“Writing it has been a labour of salvage as well as one of love.”
So writes Darina Allen in her introduction to Irish Traditional Cooking. First published nearly 20 years ago, the blurb on the front cover tells you that this newly released edition includes over 100 new recipes, which is all well and good, except for the fact that, when they say new, I really rather think they mean old. For this book is all about old Irish recipes and ways with Irish food that, to a greater or lesser extent, had fallen into neglect in recent decades, as traditional cooking and true home economy had given way, first, to the lure of new-fangled shop-bought bread and later, to the convenience of a growing number of packaged and processed foods. We are learning to appreciate some of these traditional food ways again, however – “even as half the country is living on pre-cooked foods from garage foodcourts, there is a deep craving among growing numbers of people for forgotten flavours and fresh local foods,” says Darina – so a re-publication of this volume is timely.
“Will I bring you Mum’s copy of Full and Plenty?” big sis #1 had asked.
There was only one possible answer to that question, and that was a resounding yes please.
Maura Laverty’s book, a classic of Irish cooking, was one I remembered clearly from childhood, both at home in my mother’s kitchen and, later, in my sister’s house, the book having been passed on to her when she got married.
My Ma's well-worn copy of Maura Laverty's Full and Plenty

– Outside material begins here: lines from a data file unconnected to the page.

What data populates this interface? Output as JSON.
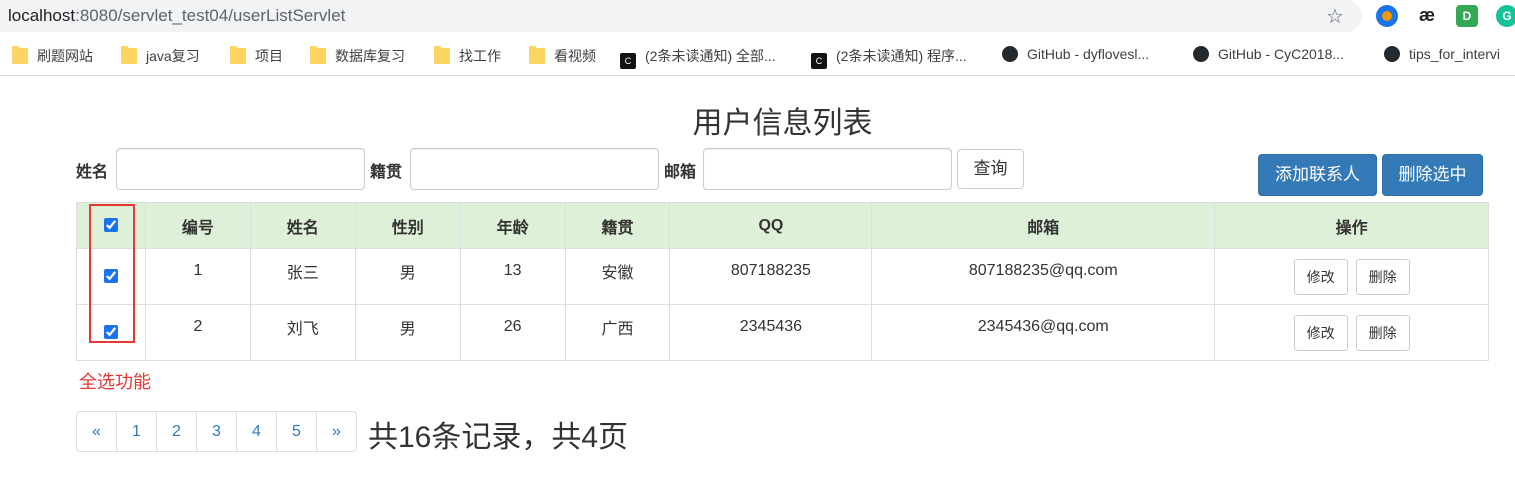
{
  "browser": {
    "url_host": "localhost",
    "url_rest": ":8080/servlet_test04/userListServlet",
    "bookmarks": [
      {
        "label": "刷题网站",
        "icon": "folder-icon"
      },
      {
        "label": "java复习",
        "icon": "folder-icon"
      },
      {
        "label": "项目",
        "icon": "folder-icon"
      },
      {
        "label": "数据库复习",
        "icon": "folder-icon"
      },
      {
        "label": "找工作",
        "icon": "folder-icon"
      },
      {
        "label": "看视频",
        "icon": "folder-icon"
      },
      {
        "label": "(2条未读通知) 全部...",
        "icon": "csdn-icon"
      },
      {
        "label": "(2条未读通知) 程序...",
        "icon": "csdn-icon"
      },
      {
        "label": "GitHub - dyflovesl...",
        "icon": "github-icon"
      },
      {
        "label": "GitHub - CyC2018...",
        "icon": "github-icon"
      },
      {
        "label": "tips_for_intervi",
        "icon": "github-icon"
      }
    ]
  },
  "page": {
    "title": "用户信息列表",
    "search": {
      "name_label": "姓名",
      "origin_label": "籍贯",
      "email_label": "邮箱",
      "query_button": "查询"
    },
    "add_button": "添加联系人",
    "delete_selected_button": "删除选中"
  },
  "table": {
    "headers": [
      "编号",
      "姓名",
      "性别",
      "年龄",
      "籍贯",
      "QQ",
      "邮箱",
      "操作"
    ],
    "rows": [
      {
        "id": "1",
        "name": "张三",
        "gender": "男",
        "age": "13",
        "origin": "安徽",
        "qq": "807188235",
        "email": "807188235@qq.com",
        "checked": true
      },
      {
        "id": "2",
        "name": "刘飞",
        "gender": "男",
        "age": "26",
        "origin": "广西",
        "qq": "2345436",
        "email": "2345436@qq.com",
        "checked": true
      }
    ],
    "edit_label": "修改",
    "delete_label": "删除",
    "select_all_checked": true
  },
  "annotation": "全选功能",
  "pagination": {
    "prev": "«",
    "pages": [
      "1",
      "2",
      "3",
      "4",
      "5"
    ],
    "next": "»",
    "summary": "共16条记录，共4页"
  },
  "colors": {
    "header_row": "#dff0d8",
    "primary": "#337ab7",
    "annotation": "#e53935"
  }
}
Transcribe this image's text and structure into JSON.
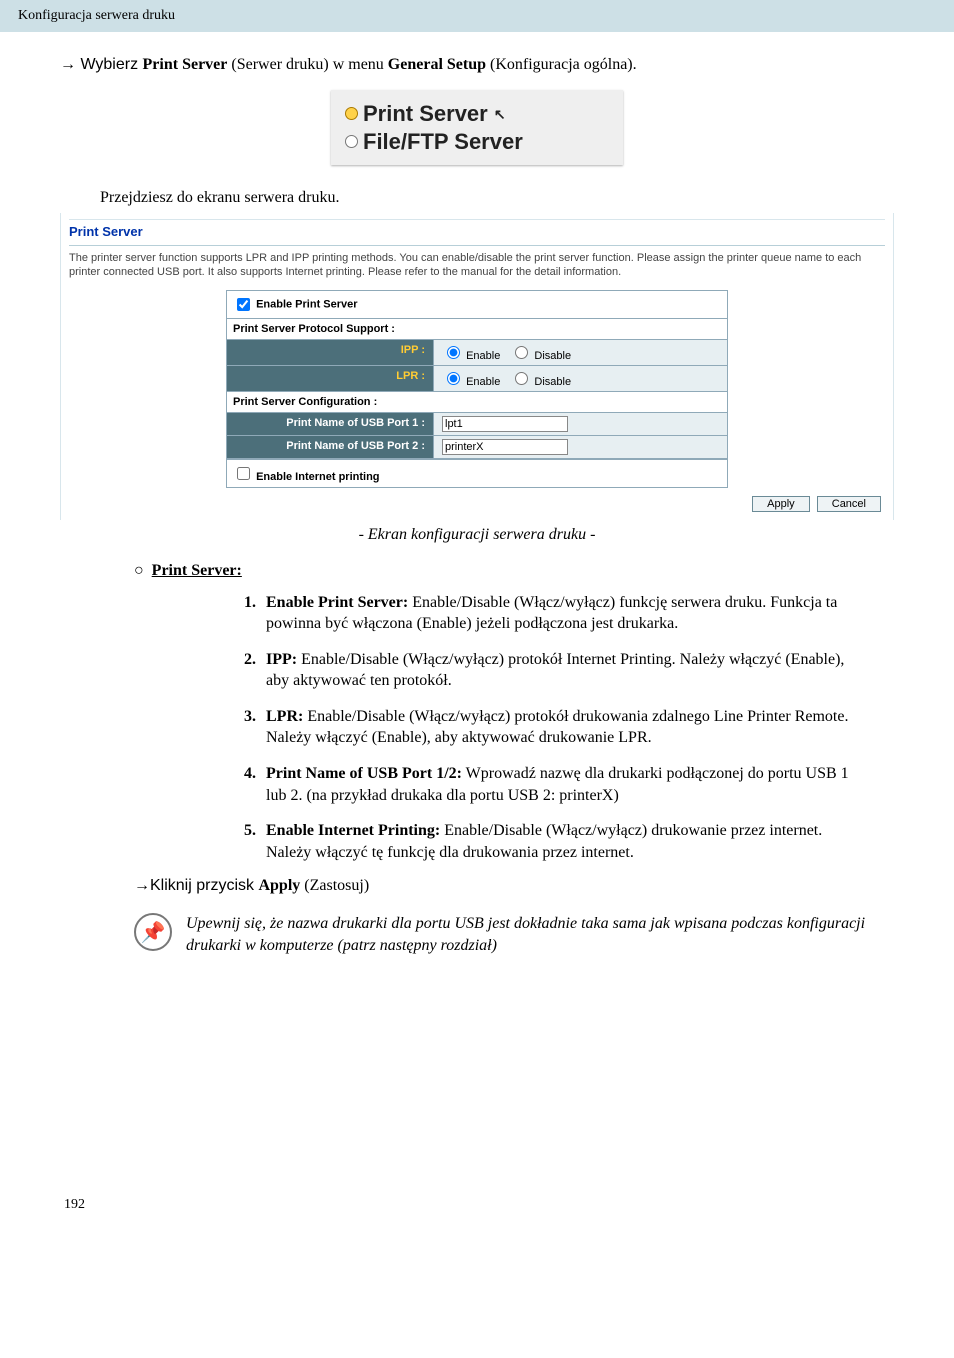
{
  "header": {
    "breadcrumb": "Konfiguracja serwera druku"
  },
  "step1": {
    "prefix": "→  Wybierz ",
    "bold1": "Print Server",
    "mid1": " (Serwer druku) w menu ",
    "bold2": "General Setup",
    "suffix": " (Konfiguracja ogólna)."
  },
  "menu_shot": {
    "opt1": "Print Server",
    "opt2": "File/FTP Server"
  },
  "intro2": "Przejdziesz do ekranu serwera druku.",
  "panel": {
    "title": "Print Server",
    "desc": "The printer server function supports LPR and IPP printing methods. You can enable/disable the print server function. Please assign the printer queue name to each printer connected USB port. It also supports Internet printing. Please refer to the manual for the detail information.",
    "enable_label": "Enable Print Server",
    "sect1": "Print Server Protocol Support :",
    "ipp_label": "IPP :",
    "lpr_label": "LPR :",
    "enable": "Enable",
    "disable": "Disable",
    "sect2": "Print Server Configuration :",
    "usb1_label": "Print Name of USB Port 1 :",
    "usb1_value": "lpt1",
    "usb2_label": "Print Name of USB Port 2 :",
    "usb2_value": "printerX",
    "internet_label": "Enable Internet printing",
    "apply_btn": "Apply",
    "cancel_btn": "Cancel"
  },
  "caption": "- Ekran konfiguracji serwera druku -",
  "subhead": "Print Server:",
  "list": {
    "i1_b": "Enable Print Server:",
    "i1_t": " Enable/Disable (Włącz/wyłącz) funkcję serwera druku. Funkcja ta powinna być włączona (Enable) jeżeli podłączona jest drukarka.",
    "i2_b": "IPP:",
    "i2_t": " Enable/Disable (Włącz/wyłącz) protokół Internet Printing. Należy włączyć (Enable), aby aktywować ten protokół.",
    "i3_b": "LPR:",
    "i3_t": " Enable/Disable (Włącz/wyłącz) protokół drukowania zdalnego Line Printer Remote. Należy włączyć (Enable), aby aktywować drukowanie LPR.",
    "i4_b": "Print Name of USB Port 1/2:",
    "i4_t": " Wprowadź nazwę dla drukarki podłączonej do portu USB 1 lub 2. (na przykład drukaka dla portu USB 2: printerX)",
    "i5_b": "Enable Internet Printing:",
    "i5_t": " Enable/Disable (Włącz/wyłącz) drukowanie przez internet. Należy włączyć tę funkcję dla drukowania przez internet."
  },
  "apply_line": {
    "prefix": "→Kliknij przycisk ",
    "bold": "Apply",
    "suffix": " (Zastosuj)"
  },
  "note": "Upewnij się, że nazwa drukarki dla portu USB jest dokładnie taka sama jak wpisana podczas konfiguracji drukarki w komputerze (patrz następny rozdział)",
  "page_number": "192"
}
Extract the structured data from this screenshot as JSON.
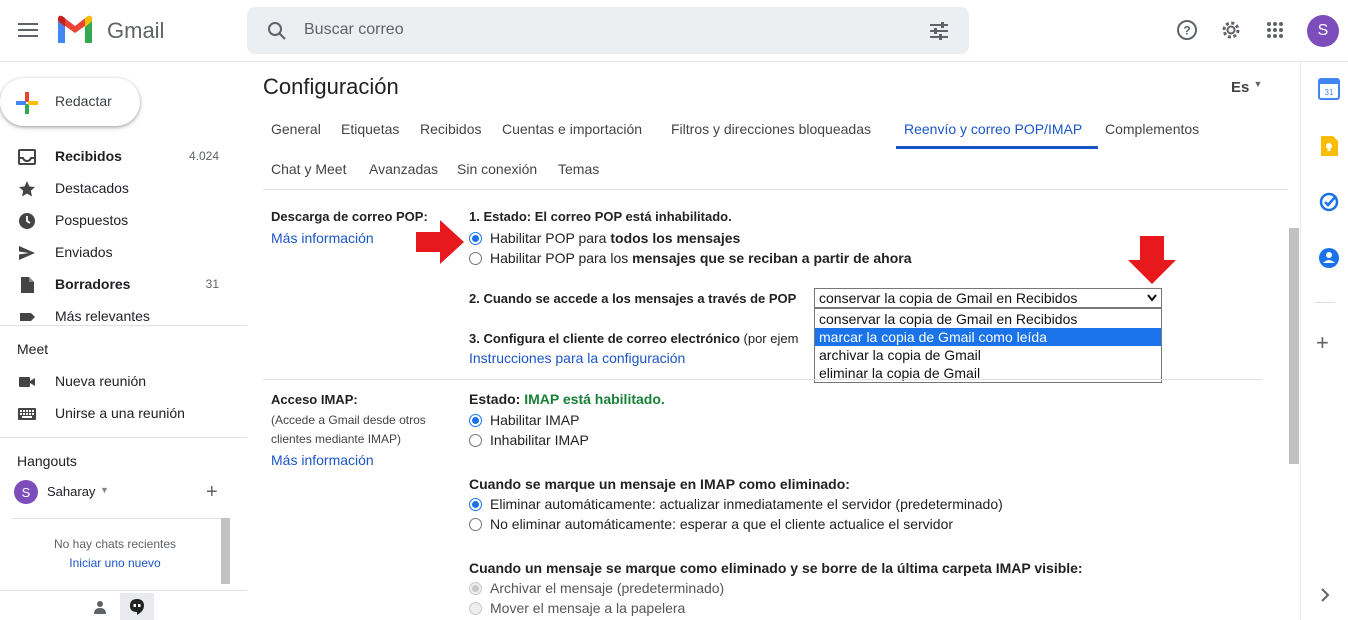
{
  "header": {
    "app_name": "Gmail",
    "search_placeholder": "Buscar correo",
    "avatar_letter": "S"
  },
  "sidebar": {
    "compose_label": "Redactar",
    "items": [
      {
        "label": "Recibidos",
        "count": "4.024",
        "bold": true,
        "icon": "inbox-icon"
      },
      {
        "label": "Destacados",
        "count": "",
        "bold": false,
        "icon": "star-icon"
      },
      {
        "label": "Pospuestos",
        "count": "",
        "bold": false,
        "icon": "clock-icon"
      },
      {
        "label": "Enviados",
        "count": "",
        "bold": false,
        "icon": "send-icon"
      },
      {
        "label": "Borradores",
        "count": "31",
        "bold": true,
        "icon": "draft-icon"
      },
      {
        "label": "Más relevantes",
        "count": "",
        "bold": false,
        "icon": "label-icon"
      }
    ],
    "meet": {
      "title": "Meet",
      "new_meeting": "Nueva reunión",
      "join_meeting": "Unirse a una reunión"
    },
    "hangouts": {
      "title": "Hangouts",
      "user": "Saharay",
      "user_letter": "S",
      "no_chats": "No hay chats recientes",
      "start_new": "Iniciar uno nuevo"
    }
  },
  "main": {
    "title": "Configuración",
    "lang": "Es",
    "tabs_row1": [
      "General",
      "Etiquetas",
      "Recibidos",
      "Cuentas e importación",
      "Filtros y direcciones bloqueadas",
      "Reenvío y correo POP/IMAP",
      "Complementos"
    ],
    "tabs_row2": [
      "Chat y Meet",
      "Avanzadas",
      "Sin conexión",
      "Temas"
    ],
    "active_tab": "Reenvío y correo POP/IMAP",
    "pop": {
      "label": "Descarga de correo POP:",
      "more_info": "Más información",
      "status": "1. Estado: El correo POP está inhabilitado.",
      "option1_prefix": "Habilitar POP para ",
      "option1_bold": "todos los mensajes",
      "option2_prefix": "Habilitar POP para los ",
      "option2_bold": "mensajes que se reciban a partir de ahora",
      "step2": "2. Cuando se accede a los mensajes a través de POP",
      "select_value": "conservar la copia de Gmail en Recibidos",
      "options": [
        "conservar la copia de Gmail en Recibidos",
        "marcar la copia de Gmail como leída",
        "archivar la copia de Gmail",
        "eliminar la copia de Gmail"
      ],
      "highlighted_option": 1,
      "step3_bold": "3. Configura el cliente de correo electrónico",
      "step3_rest": " (por ejem",
      "instructions": "Instrucciones para la configuración"
    },
    "imap": {
      "label": "Acceso IMAP:",
      "desc1": "(Accede a Gmail desde otros",
      "desc2": "clientes mediante IMAP)",
      "more_info": "Más información",
      "status_prefix": "Estado: ",
      "status_value": "IMAP está habilitado.",
      "enable": "Habilitar IMAP",
      "disable": "Inhabilitar IMAP",
      "deleted_title": "Cuando se marque un mensaje en IMAP como eliminado:",
      "auto_delete": "Eliminar automáticamente: actualizar inmediatamente el servidor (predeterminado)",
      "no_auto_delete": "No eliminar automáticamente: esperar a que el cliente actualice el servidor",
      "expunge_title": "Cuando un mensaje se marque como eliminado y se borre de la última carpeta IMAP visible:",
      "archive": "Archivar el mensaje (predeterminado)",
      "trash": "Mover el mensaje a la papelera"
    }
  },
  "colors": {
    "accent": "#1a73e8",
    "link": "#1a55c7",
    "success": "#188038",
    "arrow": "#e8191c",
    "avatar": "#7c4dbb"
  }
}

As a child, I has read and re-read the book. Maura Laverty prefaced each chapter with wonderfully written stories from her home place of Ballyderrig that revolved around food, cooking and its place in the lives of her family and community. Whether it was the story of Statia Dunne’s “monarch among stews” that had won her a husband (and – take note ladies – “at an age when she had almost given up hope”) or the love of cowslips that allowed the author to become acquainted with Mrs. McKey’s fruit roll, I drank it all in. I also exercised my early baking muscles on the book’s substantial store of recipes.
I have a brand new Valentine (Mr. Tayto take note).
His name is Aleppo (which, granted, makes him sound like one of the Marx Brothers), he hails from Syria, he’s red hot (well, he’s perhaps not as hot as some, but just hot enough for me) and smells, as best I can describe it, of tobacco.
Hmm. Not sounding so attractive now, is he?